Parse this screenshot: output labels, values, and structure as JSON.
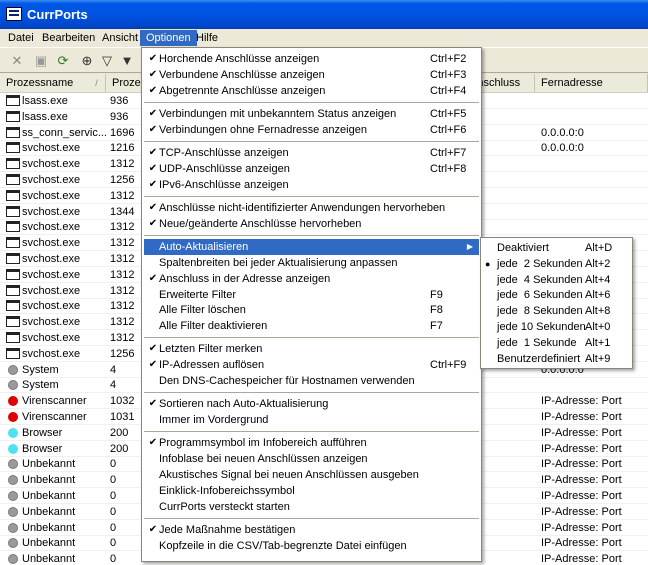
{
  "window": {
    "title": "CurrPorts"
  },
  "menubar": [
    {
      "label": "Datei"
    },
    {
      "label": "Bearbeiten"
    },
    {
      "label": "Ansicht"
    },
    {
      "label": "Optionen"
    },
    {
      "label": "Hilfe"
    }
  ],
  "toolbar": [
    {
      "icon": "delete-icon",
      "glyph": "✕"
    },
    {
      "icon": "save-icon",
      "glyph": "▣"
    },
    {
      "icon": "refresh-icon",
      "glyph": "⟳"
    },
    {
      "icon": "properties-icon",
      "glyph": "⊕"
    },
    {
      "icon": "filter-icon",
      "glyph": "▽"
    },
    {
      "icon": "filter-clear-icon",
      "glyph": "▼"
    }
  ],
  "columns": {
    "name": "Prozessname",
    "pid": "Proze",
    "remote_port": "Anschluss",
    "remote_addr": "Fernadresse"
  },
  "rows": [
    {
      "icon": "win",
      "name": "lsass.exe",
      "pid": "936",
      "remote": ""
    },
    {
      "icon": "win",
      "name": "lsass.exe",
      "pid": "936",
      "remote": ""
    },
    {
      "icon": "win",
      "name": "ss_conn_servic...",
      "pid": "1696",
      "remote": "0.0.0.0:0"
    },
    {
      "icon": "win",
      "name": "svchost.exe",
      "pid": "1216",
      "remote": "0.0.0.0:0"
    },
    {
      "icon": "win",
      "name": "svchost.exe",
      "pid": "1312",
      "remote": ""
    },
    {
      "icon": "win",
      "name": "svchost.exe",
      "pid": "1256",
      "remote": ""
    },
    {
      "icon": "win",
      "name": "svchost.exe",
      "pid": "1312",
      "remote": ""
    },
    {
      "icon": "win",
      "name": "svchost.exe",
      "pid": "1344",
      "remote": ""
    },
    {
      "icon": "win",
      "name": "svchost.exe",
      "pid": "1312",
      "remote": ""
    },
    {
      "icon": "win",
      "name": "svchost.exe",
      "pid": "1312",
      "remote": ""
    },
    {
      "icon": "win",
      "name": "svchost.exe",
      "pid": "1312",
      "remote": ""
    },
    {
      "icon": "win",
      "name": "svchost.exe",
      "pid": "1312",
      "remote": ""
    },
    {
      "icon": "win",
      "name": "svchost.exe",
      "pid": "1312",
      "remote": ""
    },
    {
      "icon": "win",
      "name": "svchost.exe",
      "pid": "1312",
      "remote": ""
    },
    {
      "icon": "win",
      "name": "svchost.exe",
      "pid": "1312",
      "remote": ""
    },
    {
      "icon": "win",
      "name": "svchost.exe",
      "pid": "1312",
      "remote": ""
    },
    {
      "icon": "win",
      "name": "svchost.exe",
      "pid": "1256",
      "remote": ""
    },
    {
      "icon": "gray",
      "name": "System",
      "pid": "4",
      "remote": "0.0.0.0:0"
    },
    {
      "icon": "gray",
      "name": "System",
      "pid": "4",
      "remote": ""
    },
    {
      "icon": "red",
      "name": "Virenscanner",
      "pid": "1032",
      "remote": "IP-Adresse: Port"
    },
    {
      "icon": "red",
      "name": "Virenscanner",
      "pid": "1031",
      "remote": "IP-Adresse: Port"
    },
    {
      "icon": "cyan",
      "name": "Browser",
      "pid": "200",
      "remote": "IP-Adresse: Port"
    },
    {
      "icon": "cyan",
      "name": "Browser",
      "pid": "200",
      "remote": "IP-Adresse: Port"
    },
    {
      "icon": "gray",
      "name": "Unbekannt",
      "pid": "0",
      "remote": "IP-Adresse: Port"
    },
    {
      "icon": "gray",
      "name": "Unbekannt",
      "pid": "0",
      "remote": "IP-Adresse: Port"
    },
    {
      "icon": "gray",
      "name": "Unbekannt",
      "pid": "0",
      "remote": "IP-Adresse: Port"
    },
    {
      "icon": "gray",
      "name": "Unbekannt",
      "pid": "0",
      "remote": "IP-Adresse: Port"
    },
    {
      "icon": "gray",
      "name": "Unbekannt",
      "pid": "0",
      "remote": "IP-Adresse: Port"
    },
    {
      "icon": "gray",
      "name": "Unbekannt",
      "pid": "0",
      "remote": "IP-Adresse: Port"
    },
    {
      "icon": "gray",
      "name": "Unbekannt",
      "pid": "0",
      "remote": "IP-Adresse: Port"
    }
  ],
  "options_menu": [
    {
      "label": "Horchende Anschlüsse anzeigen",
      "shortcut": "Ctrl+F2",
      "checked": true
    },
    {
      "label": "Verbundene Anschlüsse anzeigen",
      "shortcut": "Ctrl+F3",
      "checked": true
    },
    {
      "label": "Abgetrennte Anschlüsse anzeigen",
      "shortcut": "Ctrl+F4",
      "checked": true
    },
    {
      "separator": true
    },
    {
      "label": "Verbindungen mit unbekanntem Status anzeigen",
      "shortcut": "Ctrl+F5",
      "checked": true
    },
    {
      "label": "Verbindungen ohne Fernadresse anzeigen",
      "shortcut": "Ctrl+F6",
      "checked": true
    },
    {
      "separator": true
    },
    {
      "label": "TCP-Anschlüsse anzeigen",
      "shortcut": "Ctrl+F7",
      "checked": true
    },
    {
      "label": "UDP-Anschlüsse anzeigen",
      "shortcut": "Ctrl+F8",
      "checked": true
    },
    {
      "label": "IPv6-Anschlüsse anzeigen",
      "shortcut": "",
      "checked": true
    },
    {
      "separator": true
    },
    {
      "label": "Anschlüsse nicht-identifizierter Anwendungen hervorheben",
      "shortcut": "",
      "checked": true
    },
    {
      "label": "Neue/geänderte Anschlüsse hervorheben",
      "shortcut": "",
      "checked": true
    },
    {
      "separator": true
    },
    {
      "label": "Auto-Aktualisieren",
      "shortcut": "",
      "checked": false,
      "submenu": true,
      "highlighted": true
    },
    {
      "label": "Spaltenbreiten bei jeder Aktualisierung anpassen",
      "shortcut": "",
      "checked": false
    },
    {
      "label": "Anschluss in der Adresse anzeigen",
      "shortcut": "",
      "checked": true
    },
    {
      "label": "Erweiterte Filter",
      "shortcut": "F9",
      "checked": false
    },
    {
      "label": "Alle Filter löschen",
      "shortcut": "F8",
      "checked": false
    },
    {
      "label": "Alle Filter deaktivieren",
      "shortcut": "F7",
      "checked": false
    },
    {
      "separator": true
    },
    {
      "label": "Letzten Filter merken",
      "shortcut": "",
      "checked": true
    },
    {
      "label": "IP-Adressen auflösen",
      "shortcut": "Ctrl+F9",
      "checked": true
    },
    {
      "label": "Den DNS-Cachespeicher für Hostnamen verwenden",
      "shortcut": "",
      "checked": false
    },
    {
      "separator": true
    },
    {
      "label": "Sortieren nach Auto-Aktualisierung",
      "shortcut": "",
      "checked": true
    },
    {
      "label": "Immer im Vordergrund",
      "shortcut": "",
      "checked": false
    },
    {
      "separator": true
    },
    {
      "label": "Programmsymbol im Infobereich aufführen",
      "shortcut": "",
      "checked": true
    },
    {
      "label": "Infoblase bei neuen Anschlüssen anzeigen",
      "shortcut": "",
      "checked": false
    },
    {
      "label": "Akustisches Signal bei neuen Anschlüssen ausgeben",
      "shortcut": "",
      "checked": false
    },
    {
      "label": "Einklick-Infobereichssymbol",
      "shortcut": "",
      "checked": false
    },
    {
      "label": "CurrPorts versteckt starten",
      "shortcut": "",
      "checked": false
    },
    {
      "separator": true
    },
    {
      "label": "Jede Maßnahme bestätigen",
      "shortcut": "",
      "checked": true
    },
    {
      "label": "Kopfzeile in die CSV/Tab-begrenzte Datei einfügen",
      "shortcut": "",
      "checked": false
    }
  ],
  "auto_refresh_submenu": [
    {
      "label": "Deaktiviert",
      "shortcut": "Alt+D",
      "selected": false
    },
    {
      "label": "jede  2 Sekunden",
      "shortcut": "Alt+2",
      "selected": true
    },
    {
      "label": "jede  4 Sekunden",
      "shortcut": "Alt+4",
      "selected": false
    },
    {
      "label": "jede  6 Sekunden",
      "shortcut": "Alt+6",
      "selected": false
    },
    {
      "label": "jede  8 Sekunden",
      "shortcut": "Alt+8",
      "selected": false
    },
    {
      "label": "jede 10 Sekunden",
      "shortcut": "Alt+0",
      "selected": false
    },
    {
      "label": "jede  1 Sekunde",
      "shortcut": "Alt+1",
      "selected": false
    },
    {
      "label": "Benutzerdefiniert",
      "shortcut": "Alt+9",
      "selected": false
    }
  ],
  "colors": {
    "title_blue": "#0053e1",
    "highlight": "#316ac5",
    "red_dot": "#e00000",
    "cyan_dot": "#50e0f0",
    "gray_dot": "#9a9a9a"
  }
}
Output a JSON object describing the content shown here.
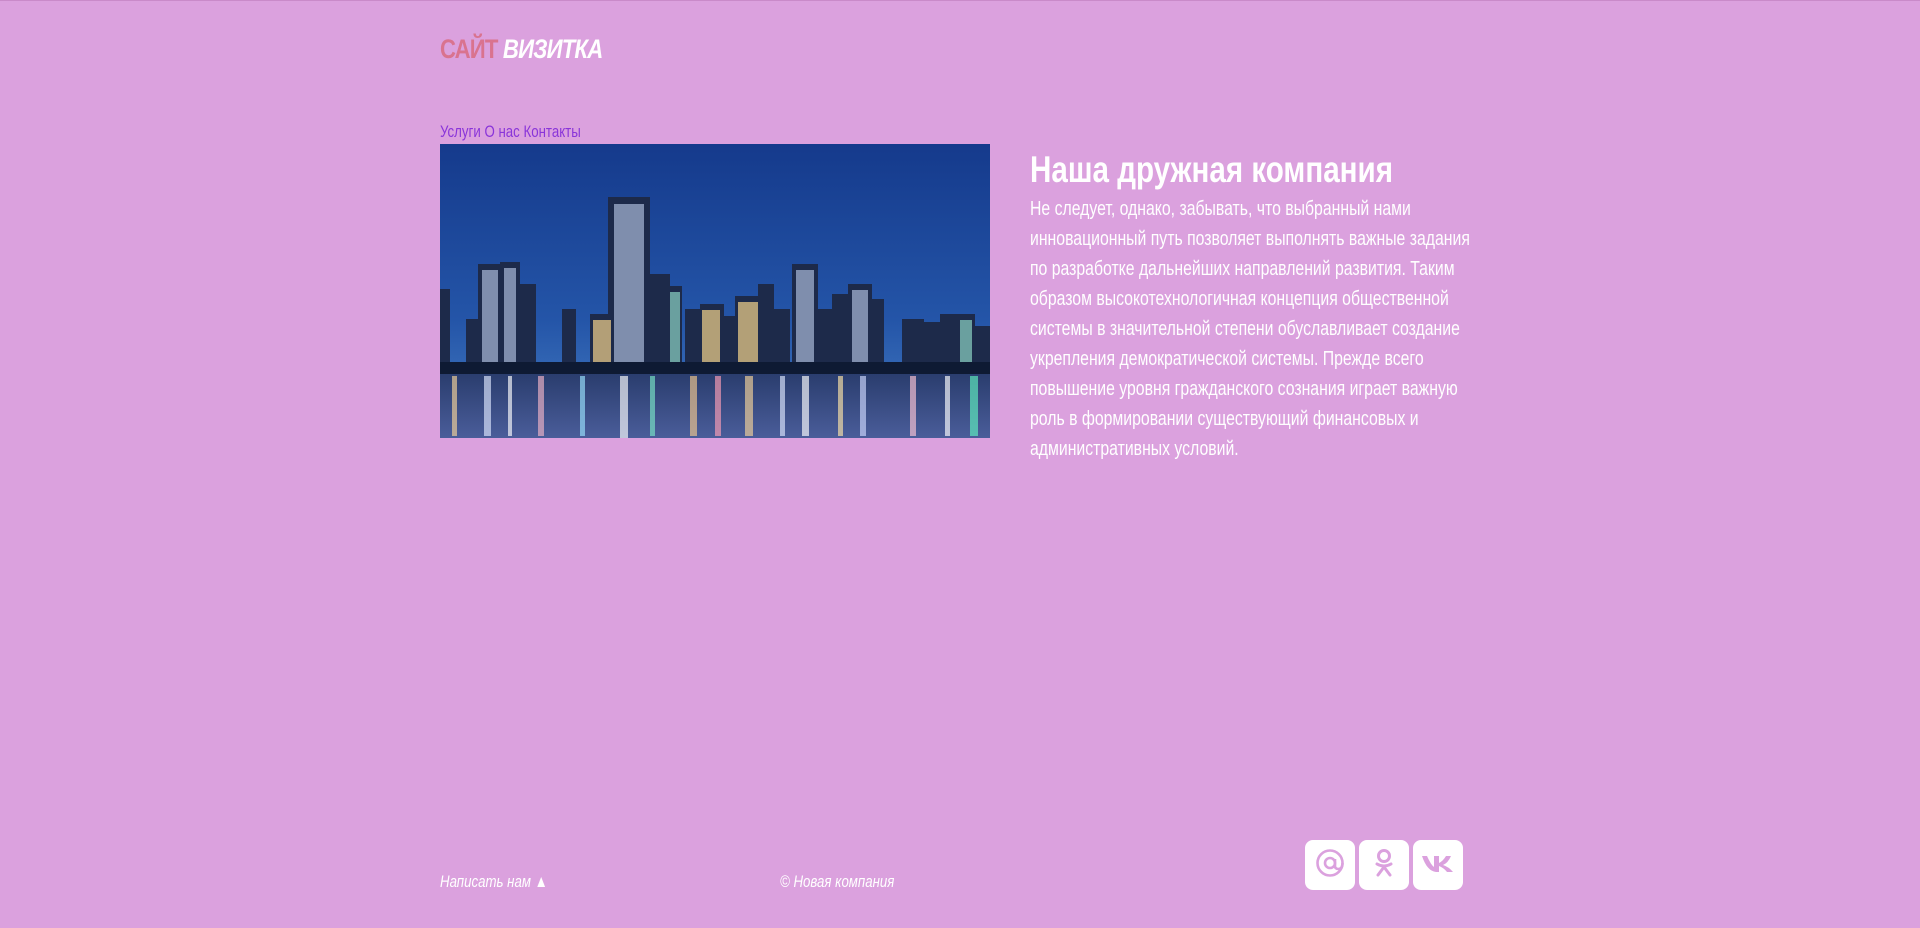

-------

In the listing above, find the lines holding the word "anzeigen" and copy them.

      "label": "Horchende Anschlüsse anzeigen",
      "label": "Verbundene Anschlüsse anzeigen",
      "label": "Abgetrennte Anschlüsse anzeigen",
      "label": "Verbindungen mit unbekanntem Status anzeigen",
      "label": "Verbindungen ohne Fernadresse anzeigen",
      "label": "TCP-Anschlüsse anzeigen",
      "label": "UDP-Anschlüsse anzeigen",
      "label": "IPv6-Anschlüsse anzeigen",
      "label": "Anschluss in der Adresse anzeigen",
      "label": "Infoblase bei neuen Anschlüssen anzeigen",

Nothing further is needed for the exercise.